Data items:

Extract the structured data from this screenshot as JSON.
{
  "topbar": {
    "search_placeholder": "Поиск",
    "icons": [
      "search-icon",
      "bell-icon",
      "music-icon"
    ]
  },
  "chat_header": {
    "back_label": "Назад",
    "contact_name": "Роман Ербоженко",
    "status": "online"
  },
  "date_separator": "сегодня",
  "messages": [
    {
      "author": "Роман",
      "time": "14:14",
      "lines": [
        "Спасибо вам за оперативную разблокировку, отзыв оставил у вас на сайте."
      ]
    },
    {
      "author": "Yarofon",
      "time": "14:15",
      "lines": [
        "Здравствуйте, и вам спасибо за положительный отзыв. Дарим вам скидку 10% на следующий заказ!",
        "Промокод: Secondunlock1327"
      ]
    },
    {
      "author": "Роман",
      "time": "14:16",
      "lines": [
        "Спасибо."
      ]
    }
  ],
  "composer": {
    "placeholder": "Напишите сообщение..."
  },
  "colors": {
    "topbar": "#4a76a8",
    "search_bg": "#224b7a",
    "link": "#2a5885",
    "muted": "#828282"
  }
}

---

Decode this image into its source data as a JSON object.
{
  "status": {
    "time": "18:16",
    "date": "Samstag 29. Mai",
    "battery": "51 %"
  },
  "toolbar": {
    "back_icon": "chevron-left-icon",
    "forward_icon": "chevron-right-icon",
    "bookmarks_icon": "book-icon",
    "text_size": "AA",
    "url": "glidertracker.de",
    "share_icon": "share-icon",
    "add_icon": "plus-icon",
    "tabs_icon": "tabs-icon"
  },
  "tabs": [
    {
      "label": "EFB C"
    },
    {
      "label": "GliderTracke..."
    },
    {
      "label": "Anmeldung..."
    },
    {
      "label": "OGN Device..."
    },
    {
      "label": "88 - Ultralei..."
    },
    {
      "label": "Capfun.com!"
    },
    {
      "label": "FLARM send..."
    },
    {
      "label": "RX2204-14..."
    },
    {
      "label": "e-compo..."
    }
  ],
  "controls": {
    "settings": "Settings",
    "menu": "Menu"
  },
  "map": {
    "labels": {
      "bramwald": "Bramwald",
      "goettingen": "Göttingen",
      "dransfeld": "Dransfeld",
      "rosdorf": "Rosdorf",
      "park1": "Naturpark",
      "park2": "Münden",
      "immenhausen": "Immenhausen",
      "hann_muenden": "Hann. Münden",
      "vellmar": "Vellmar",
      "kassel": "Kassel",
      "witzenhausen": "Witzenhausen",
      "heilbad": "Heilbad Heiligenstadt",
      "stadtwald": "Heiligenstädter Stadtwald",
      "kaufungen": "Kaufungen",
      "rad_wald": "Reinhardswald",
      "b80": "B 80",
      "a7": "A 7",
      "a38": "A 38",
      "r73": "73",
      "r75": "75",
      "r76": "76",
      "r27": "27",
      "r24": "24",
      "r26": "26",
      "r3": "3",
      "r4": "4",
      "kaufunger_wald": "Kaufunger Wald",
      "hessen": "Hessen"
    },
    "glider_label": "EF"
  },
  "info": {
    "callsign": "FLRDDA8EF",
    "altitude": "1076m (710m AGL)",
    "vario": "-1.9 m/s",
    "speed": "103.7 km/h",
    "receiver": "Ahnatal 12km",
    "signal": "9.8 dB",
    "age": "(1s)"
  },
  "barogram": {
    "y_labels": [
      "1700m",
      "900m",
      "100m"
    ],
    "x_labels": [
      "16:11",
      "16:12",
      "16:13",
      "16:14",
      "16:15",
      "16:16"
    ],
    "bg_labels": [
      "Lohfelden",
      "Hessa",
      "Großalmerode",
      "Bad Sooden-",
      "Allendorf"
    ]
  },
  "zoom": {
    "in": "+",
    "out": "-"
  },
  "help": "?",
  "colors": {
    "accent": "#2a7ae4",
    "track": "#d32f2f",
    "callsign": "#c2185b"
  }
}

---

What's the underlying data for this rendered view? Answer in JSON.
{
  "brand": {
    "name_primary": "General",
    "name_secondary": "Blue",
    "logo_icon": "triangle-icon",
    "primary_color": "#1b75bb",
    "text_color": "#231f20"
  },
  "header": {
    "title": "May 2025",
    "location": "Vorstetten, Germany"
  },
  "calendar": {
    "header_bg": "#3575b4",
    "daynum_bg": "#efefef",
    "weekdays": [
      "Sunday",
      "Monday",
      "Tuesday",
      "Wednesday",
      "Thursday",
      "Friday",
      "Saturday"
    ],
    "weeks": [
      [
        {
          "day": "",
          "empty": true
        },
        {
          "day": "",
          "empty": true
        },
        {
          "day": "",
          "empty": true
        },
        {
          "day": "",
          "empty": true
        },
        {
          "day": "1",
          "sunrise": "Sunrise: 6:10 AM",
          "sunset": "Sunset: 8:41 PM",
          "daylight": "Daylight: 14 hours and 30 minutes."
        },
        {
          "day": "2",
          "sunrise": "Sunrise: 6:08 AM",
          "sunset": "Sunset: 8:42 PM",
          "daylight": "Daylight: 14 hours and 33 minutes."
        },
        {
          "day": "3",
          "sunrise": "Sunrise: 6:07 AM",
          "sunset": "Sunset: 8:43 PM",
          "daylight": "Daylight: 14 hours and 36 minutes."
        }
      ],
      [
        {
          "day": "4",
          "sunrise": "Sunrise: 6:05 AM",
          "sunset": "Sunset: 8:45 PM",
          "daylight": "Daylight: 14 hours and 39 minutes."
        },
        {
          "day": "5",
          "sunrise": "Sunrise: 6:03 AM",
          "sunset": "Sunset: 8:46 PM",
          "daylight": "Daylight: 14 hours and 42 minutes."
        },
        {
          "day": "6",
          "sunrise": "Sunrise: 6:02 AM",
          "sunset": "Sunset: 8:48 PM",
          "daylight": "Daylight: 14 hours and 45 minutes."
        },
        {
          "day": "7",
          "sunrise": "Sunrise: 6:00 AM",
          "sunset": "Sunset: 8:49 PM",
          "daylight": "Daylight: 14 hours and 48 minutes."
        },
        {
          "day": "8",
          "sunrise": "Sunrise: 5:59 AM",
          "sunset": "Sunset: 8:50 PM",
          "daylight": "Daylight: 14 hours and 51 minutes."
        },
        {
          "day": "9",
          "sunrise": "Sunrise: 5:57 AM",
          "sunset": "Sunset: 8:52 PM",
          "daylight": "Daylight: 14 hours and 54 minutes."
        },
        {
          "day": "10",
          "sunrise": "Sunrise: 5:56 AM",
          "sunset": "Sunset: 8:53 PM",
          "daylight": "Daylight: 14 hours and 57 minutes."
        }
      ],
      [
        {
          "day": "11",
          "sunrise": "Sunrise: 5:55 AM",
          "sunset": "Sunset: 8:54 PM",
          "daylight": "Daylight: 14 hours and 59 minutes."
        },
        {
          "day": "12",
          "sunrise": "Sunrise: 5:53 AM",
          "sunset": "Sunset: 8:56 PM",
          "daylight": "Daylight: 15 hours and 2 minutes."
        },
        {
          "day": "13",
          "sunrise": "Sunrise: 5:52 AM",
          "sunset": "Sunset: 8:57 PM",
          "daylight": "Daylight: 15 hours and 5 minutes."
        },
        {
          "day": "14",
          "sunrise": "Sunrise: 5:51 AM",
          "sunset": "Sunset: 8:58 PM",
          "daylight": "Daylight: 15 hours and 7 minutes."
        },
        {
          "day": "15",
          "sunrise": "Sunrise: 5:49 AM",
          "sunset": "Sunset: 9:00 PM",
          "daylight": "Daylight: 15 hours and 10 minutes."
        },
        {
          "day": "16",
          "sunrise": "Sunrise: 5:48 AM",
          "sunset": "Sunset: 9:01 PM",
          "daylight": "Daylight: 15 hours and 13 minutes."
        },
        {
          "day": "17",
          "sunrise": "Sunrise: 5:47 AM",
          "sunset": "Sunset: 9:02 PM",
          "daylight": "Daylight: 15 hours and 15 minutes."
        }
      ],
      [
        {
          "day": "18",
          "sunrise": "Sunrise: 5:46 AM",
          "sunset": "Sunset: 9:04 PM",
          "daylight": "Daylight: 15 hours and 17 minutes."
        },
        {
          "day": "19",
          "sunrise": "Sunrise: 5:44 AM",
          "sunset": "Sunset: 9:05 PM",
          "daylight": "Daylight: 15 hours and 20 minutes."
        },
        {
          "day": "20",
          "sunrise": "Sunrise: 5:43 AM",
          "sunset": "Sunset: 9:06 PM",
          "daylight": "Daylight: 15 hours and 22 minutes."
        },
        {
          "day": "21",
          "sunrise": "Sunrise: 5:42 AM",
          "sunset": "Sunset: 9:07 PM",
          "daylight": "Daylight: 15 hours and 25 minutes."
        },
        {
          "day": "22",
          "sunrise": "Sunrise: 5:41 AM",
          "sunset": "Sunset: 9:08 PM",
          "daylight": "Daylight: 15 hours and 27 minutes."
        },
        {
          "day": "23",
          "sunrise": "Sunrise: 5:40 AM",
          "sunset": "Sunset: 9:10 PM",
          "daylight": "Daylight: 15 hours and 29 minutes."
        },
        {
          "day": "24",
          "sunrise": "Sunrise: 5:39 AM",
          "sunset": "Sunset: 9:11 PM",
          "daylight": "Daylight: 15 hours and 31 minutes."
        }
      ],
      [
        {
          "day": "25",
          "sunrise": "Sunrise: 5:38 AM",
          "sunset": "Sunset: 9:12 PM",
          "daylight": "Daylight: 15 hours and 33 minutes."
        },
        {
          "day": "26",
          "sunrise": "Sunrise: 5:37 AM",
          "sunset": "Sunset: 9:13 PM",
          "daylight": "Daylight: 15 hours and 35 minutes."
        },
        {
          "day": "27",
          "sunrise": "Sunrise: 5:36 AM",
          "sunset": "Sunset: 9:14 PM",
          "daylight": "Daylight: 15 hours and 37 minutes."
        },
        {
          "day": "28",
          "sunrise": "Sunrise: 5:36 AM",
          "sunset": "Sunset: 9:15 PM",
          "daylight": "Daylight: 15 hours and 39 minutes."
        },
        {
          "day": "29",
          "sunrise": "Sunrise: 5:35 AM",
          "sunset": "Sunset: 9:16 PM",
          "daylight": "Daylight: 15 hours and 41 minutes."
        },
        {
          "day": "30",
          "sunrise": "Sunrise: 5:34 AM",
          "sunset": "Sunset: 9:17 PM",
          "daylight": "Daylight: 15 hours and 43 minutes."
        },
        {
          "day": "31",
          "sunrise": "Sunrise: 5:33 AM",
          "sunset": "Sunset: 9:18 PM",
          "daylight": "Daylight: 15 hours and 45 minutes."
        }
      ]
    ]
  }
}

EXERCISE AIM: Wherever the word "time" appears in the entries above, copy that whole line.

OUTPUT:
      "time": "14:14",
      "time": "14:15",
      "time": "14:16",
    "time": "18:16",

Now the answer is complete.